--- GIVEN ENTRIES ---

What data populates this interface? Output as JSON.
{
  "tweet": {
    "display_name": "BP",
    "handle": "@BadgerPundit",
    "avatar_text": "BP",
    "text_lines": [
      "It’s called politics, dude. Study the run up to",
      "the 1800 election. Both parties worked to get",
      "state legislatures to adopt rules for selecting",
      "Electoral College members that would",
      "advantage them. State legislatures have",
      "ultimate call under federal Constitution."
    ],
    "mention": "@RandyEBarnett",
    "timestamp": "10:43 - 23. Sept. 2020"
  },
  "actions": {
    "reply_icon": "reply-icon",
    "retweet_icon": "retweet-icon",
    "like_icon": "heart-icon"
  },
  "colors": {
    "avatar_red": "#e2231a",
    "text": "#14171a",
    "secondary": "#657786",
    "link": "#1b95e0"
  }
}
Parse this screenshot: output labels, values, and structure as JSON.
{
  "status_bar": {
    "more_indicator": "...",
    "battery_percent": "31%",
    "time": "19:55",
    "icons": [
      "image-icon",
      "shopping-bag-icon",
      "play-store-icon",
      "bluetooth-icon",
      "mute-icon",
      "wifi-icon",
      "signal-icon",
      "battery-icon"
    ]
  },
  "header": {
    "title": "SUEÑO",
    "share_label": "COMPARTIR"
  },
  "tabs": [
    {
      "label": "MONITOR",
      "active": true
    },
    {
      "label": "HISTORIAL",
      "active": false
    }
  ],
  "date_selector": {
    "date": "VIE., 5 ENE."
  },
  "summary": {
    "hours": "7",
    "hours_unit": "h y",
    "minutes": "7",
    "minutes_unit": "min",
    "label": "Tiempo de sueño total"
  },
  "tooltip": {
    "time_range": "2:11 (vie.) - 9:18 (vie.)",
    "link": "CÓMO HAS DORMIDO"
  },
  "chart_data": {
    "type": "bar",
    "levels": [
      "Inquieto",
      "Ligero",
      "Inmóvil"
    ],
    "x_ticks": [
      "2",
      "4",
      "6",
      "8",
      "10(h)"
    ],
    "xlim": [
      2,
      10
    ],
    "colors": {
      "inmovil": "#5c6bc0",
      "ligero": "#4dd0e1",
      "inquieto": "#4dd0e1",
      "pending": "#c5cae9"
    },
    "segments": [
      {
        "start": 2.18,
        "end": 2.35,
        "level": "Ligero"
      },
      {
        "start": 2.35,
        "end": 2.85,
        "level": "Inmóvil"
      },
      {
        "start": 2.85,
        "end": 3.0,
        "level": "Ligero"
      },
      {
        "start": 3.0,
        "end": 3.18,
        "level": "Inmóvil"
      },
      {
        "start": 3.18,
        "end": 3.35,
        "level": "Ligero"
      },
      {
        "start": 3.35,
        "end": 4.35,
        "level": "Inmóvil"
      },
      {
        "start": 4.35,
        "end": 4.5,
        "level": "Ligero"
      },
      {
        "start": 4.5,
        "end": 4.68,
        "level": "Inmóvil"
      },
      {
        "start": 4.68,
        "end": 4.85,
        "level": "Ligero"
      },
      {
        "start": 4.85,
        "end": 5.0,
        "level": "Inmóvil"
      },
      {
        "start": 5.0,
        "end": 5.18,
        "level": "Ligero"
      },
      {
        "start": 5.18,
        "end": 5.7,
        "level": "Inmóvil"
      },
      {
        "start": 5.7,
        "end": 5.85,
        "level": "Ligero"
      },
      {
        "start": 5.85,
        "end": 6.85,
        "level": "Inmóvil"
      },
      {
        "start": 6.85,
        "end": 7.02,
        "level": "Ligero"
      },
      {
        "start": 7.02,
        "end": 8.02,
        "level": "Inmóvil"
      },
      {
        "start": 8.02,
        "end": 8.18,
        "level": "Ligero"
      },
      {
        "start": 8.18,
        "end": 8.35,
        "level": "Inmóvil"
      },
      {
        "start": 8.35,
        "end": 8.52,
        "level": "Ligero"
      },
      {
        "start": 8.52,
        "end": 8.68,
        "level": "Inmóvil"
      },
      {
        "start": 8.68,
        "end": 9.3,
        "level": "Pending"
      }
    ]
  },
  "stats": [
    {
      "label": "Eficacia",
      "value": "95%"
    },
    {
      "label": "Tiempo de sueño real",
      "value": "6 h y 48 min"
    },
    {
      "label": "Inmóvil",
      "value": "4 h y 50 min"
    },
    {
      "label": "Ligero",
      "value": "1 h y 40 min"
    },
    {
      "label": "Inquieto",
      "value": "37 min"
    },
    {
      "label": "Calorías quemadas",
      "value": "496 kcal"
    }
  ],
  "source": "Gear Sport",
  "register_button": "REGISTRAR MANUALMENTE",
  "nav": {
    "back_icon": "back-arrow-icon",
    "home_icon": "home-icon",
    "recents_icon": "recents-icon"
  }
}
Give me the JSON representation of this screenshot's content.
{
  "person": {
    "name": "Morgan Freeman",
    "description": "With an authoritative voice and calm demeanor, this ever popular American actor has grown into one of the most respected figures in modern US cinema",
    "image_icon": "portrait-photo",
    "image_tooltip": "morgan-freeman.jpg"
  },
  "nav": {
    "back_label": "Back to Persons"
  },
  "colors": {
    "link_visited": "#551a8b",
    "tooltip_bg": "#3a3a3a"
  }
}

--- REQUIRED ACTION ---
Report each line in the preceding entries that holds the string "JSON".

--- ANSWER FOR THE TASK ---
What data populates this interface? Output as JSON.
Parse this screenshot: output labels, values, and structure as JSON.
Give me the JSON representation of this screenshot's content.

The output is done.